The global augmented reality market was valued at around $3.33 billion in 2015. It is expected to reach approximately $133.78 billion in 2021, growing at a CAGR of slightly above 85.2% between 2016 and 2021.
In 2019, VR innovations especially influenced medicine. Thus, researchers developed an integrated skin VR system able to receive commands and simulate vibration touches. Other industries, shaped much by VR innovations, are games and entertainment.
The Facebook-owned Oculus announced the release of Oculus Link that can be plugged into a gaming PC to play Rift games. Nintendo has also released a VR Switch accessory.
5. The most anticipated 2019 IPOs
Several tech companies had their initial public offerings (IPO) in 2019, but most of them are struggling. Only Zoom (up 3.8%) and Peloton (20.3%) are tracked to trade above their opening prices. In the meantime, Pinterest, Fiverr, Uber, Slack, and Lyft are all down.
Coworking company WeWork had been one of the most anticipated 2019 IPOs. Unfortunately, due to the misconduct of co-founder and CEO Adam Neumann, it never happened. Internal turmoil, poor corporate governance, and unproven financials all forced the company to later cancel its IPO. Neumann was forced to resign.
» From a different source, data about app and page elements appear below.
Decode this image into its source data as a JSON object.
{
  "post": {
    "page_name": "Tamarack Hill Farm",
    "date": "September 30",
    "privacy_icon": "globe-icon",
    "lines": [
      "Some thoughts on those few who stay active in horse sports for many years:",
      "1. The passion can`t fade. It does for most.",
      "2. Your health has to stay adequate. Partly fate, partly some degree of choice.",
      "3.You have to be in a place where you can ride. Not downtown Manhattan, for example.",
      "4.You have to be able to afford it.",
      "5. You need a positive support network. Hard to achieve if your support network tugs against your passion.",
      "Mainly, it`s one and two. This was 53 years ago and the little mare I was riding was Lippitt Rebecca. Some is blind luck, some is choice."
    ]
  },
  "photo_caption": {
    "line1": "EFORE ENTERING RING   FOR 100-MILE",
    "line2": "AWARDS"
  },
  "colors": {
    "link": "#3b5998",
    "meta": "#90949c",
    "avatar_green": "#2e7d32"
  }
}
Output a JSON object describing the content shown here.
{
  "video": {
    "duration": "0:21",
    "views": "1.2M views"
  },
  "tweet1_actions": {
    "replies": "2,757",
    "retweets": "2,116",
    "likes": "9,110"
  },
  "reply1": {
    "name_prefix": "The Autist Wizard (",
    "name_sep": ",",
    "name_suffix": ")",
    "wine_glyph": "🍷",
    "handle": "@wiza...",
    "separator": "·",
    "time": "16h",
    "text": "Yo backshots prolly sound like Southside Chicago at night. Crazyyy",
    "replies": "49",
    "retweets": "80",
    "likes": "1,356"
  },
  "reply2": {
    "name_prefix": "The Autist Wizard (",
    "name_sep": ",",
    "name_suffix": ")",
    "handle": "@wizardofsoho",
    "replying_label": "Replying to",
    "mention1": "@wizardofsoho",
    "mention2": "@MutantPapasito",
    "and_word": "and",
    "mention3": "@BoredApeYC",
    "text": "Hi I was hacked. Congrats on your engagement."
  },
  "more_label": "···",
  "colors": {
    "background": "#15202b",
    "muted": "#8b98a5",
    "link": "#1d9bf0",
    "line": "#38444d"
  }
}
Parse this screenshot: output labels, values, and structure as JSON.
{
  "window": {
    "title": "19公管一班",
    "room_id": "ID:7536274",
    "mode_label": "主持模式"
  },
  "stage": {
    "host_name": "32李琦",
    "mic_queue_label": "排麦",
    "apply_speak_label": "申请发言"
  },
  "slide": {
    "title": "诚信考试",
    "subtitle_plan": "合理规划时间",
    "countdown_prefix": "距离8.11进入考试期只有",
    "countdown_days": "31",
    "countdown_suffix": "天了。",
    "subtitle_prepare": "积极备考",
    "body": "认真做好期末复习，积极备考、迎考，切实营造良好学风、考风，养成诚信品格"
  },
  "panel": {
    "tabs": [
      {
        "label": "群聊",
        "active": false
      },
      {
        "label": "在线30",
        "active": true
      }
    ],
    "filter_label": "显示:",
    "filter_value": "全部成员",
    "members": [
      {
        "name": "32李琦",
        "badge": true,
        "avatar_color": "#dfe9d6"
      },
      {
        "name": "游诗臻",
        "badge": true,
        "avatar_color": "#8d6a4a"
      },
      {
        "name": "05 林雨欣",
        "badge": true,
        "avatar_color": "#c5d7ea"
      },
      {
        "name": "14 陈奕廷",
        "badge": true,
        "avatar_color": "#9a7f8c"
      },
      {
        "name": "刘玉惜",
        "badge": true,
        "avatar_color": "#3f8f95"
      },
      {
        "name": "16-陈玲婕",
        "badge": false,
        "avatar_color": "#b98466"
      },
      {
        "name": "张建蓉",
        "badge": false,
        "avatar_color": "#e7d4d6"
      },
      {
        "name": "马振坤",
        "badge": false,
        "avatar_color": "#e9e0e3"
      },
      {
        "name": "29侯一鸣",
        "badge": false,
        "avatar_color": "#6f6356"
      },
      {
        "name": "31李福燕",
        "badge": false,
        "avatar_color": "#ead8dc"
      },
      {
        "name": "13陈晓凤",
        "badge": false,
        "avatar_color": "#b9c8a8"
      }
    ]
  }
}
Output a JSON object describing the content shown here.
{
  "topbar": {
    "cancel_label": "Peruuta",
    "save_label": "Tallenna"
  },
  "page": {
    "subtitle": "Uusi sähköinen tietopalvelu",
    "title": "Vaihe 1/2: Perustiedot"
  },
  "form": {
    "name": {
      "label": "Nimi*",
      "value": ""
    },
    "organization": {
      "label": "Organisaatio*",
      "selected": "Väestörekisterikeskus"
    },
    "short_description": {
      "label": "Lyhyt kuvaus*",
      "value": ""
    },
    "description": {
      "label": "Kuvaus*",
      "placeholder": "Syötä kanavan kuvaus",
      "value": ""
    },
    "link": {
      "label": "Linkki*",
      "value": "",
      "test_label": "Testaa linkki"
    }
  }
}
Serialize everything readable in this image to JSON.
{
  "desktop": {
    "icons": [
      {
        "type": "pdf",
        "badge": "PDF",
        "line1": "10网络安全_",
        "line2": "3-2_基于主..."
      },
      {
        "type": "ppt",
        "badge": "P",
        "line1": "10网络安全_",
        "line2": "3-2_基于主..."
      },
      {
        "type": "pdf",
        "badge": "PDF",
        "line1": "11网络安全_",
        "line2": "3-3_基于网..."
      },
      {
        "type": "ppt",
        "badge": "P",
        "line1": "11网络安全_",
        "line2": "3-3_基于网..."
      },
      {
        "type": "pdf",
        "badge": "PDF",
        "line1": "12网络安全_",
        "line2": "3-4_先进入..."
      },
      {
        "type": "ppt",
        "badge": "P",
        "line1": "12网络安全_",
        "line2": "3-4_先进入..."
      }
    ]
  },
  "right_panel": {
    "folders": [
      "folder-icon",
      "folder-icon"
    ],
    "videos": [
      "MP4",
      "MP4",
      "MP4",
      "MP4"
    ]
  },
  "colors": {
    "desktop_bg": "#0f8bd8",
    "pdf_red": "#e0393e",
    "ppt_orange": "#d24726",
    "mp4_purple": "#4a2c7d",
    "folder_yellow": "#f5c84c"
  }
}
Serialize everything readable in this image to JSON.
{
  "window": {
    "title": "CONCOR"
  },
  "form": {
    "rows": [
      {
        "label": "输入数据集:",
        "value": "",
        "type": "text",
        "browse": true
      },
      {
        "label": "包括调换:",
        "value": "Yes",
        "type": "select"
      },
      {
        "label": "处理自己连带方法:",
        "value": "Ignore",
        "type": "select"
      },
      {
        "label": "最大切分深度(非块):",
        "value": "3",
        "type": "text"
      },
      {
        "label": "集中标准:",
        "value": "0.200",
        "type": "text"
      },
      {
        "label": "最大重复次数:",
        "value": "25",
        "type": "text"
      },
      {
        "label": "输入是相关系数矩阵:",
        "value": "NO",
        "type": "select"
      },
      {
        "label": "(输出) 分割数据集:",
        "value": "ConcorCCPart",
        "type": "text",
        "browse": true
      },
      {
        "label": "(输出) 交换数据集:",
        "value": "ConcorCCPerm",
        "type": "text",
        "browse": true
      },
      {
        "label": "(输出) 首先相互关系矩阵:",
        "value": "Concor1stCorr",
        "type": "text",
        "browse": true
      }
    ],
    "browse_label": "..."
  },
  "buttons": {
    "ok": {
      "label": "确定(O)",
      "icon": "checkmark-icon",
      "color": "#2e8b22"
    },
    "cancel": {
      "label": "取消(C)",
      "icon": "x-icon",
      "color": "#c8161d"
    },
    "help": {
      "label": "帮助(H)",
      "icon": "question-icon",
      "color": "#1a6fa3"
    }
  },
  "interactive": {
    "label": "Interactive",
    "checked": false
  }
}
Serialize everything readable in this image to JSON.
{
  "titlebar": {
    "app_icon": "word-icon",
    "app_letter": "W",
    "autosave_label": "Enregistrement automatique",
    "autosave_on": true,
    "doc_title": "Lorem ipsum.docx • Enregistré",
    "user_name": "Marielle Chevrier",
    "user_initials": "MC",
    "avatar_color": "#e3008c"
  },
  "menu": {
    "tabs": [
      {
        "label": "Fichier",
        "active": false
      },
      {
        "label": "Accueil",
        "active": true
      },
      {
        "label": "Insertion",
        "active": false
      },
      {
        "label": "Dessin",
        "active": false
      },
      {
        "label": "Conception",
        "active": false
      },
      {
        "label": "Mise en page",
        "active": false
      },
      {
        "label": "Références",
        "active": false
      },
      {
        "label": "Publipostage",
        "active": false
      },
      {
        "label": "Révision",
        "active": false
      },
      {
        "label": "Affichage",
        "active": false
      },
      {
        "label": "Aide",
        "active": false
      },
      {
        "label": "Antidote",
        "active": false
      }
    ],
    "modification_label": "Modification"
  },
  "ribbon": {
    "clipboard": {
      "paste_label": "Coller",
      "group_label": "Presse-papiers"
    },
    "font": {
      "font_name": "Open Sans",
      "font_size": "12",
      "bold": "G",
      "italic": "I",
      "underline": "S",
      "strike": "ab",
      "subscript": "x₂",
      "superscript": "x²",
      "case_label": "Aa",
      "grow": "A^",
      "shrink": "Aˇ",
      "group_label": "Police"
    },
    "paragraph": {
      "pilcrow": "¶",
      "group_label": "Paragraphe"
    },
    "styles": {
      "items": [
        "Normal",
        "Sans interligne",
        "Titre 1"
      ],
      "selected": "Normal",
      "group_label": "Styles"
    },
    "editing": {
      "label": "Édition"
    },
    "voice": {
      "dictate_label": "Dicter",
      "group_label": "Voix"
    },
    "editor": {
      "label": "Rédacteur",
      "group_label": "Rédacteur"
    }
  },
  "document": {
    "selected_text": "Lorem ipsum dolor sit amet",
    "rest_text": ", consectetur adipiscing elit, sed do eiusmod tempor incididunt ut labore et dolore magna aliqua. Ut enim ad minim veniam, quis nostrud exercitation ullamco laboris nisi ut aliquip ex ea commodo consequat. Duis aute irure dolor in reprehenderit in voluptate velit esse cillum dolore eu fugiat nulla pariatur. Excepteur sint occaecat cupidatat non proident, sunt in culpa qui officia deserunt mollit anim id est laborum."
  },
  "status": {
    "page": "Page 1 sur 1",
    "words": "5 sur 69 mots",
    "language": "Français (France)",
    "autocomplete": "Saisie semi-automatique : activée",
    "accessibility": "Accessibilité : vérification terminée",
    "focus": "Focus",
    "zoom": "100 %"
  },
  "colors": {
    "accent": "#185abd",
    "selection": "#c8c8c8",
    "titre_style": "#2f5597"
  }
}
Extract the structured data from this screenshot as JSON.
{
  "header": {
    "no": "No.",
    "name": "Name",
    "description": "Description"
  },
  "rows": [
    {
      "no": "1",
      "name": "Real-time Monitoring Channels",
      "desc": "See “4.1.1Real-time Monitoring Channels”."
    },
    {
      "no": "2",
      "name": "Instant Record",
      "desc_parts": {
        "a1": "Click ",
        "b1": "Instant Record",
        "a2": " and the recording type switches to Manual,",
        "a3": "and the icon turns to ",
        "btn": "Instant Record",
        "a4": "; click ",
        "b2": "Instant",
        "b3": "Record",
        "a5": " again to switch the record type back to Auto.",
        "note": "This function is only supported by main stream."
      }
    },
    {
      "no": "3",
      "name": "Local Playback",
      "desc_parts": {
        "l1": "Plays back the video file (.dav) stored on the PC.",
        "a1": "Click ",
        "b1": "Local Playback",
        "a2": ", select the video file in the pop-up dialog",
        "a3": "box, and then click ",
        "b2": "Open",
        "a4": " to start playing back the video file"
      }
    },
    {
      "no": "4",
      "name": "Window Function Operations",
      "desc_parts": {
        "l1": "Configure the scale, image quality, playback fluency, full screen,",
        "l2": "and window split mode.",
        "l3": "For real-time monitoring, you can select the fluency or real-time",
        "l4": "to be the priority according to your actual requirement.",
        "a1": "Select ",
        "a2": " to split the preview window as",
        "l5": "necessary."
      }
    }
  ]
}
The company’s largest investor, SoftBank, bailed it out and ushered in leadership and financial changes. However, the startup’s value plummeted from a high of $47 billion to $7.8 billion, with its future still uncertain.
6. Tech is having its antitrust moment.
Media monitor Meltwater tracked news containing “technology” and “antitrust” for the period of 2015-2019 and found out a rocket-growing tendency. Thus, the amount of antitrust coverage in the tech field has risen more than 200 percent. Additionally, digital analytics company Parse.ly saw about three times the viewership of stories about US antitrust law among its network in 2019 than it did in 2018.
2019 could be a year to change the limitless freedom of tech companies. US federal and state lawmakers have opened antitrust investigations into Facebook, Apple, Google, and Amazon. Talking about the latter, dominance is real. Nearly four in 10 e-commerce dollars spent in the US go to Amazon. The online retailer’s presence has been felt by everyone, and over 200 firms have cited Amazon as a “risk factor” in their 10K filings in 2019.
Furthermore, Vox noted the rise of such Twitter hashtags as #DeleteUber, #DeleteInstagram, and #NotechforICE, #DeleteFacebook with the latter mentioned over 120 thousand times.
We should not forget about the trend of folding phones as well as the buzz around Tesla’s Cybertruck during 2019. You can read more in our recent article: TESLA’S CYBERTRUCK AND 3 MORE TECHNOLOGY FAILURES OF 2019.
What will 2020 bring us?
2020 will be the year to welcome many tech innovations and fails. Read our overview of eight major trends awaiting: AI, cloud, blockchain and more. In the meantime, if you are searching for the right outsourcing vendor, contact us and we will immediately provide you with a tailored business consultancy. Thanks to the agile approach, we deliver every stage of development, from investigation to post-delivery support, quickly and effectively.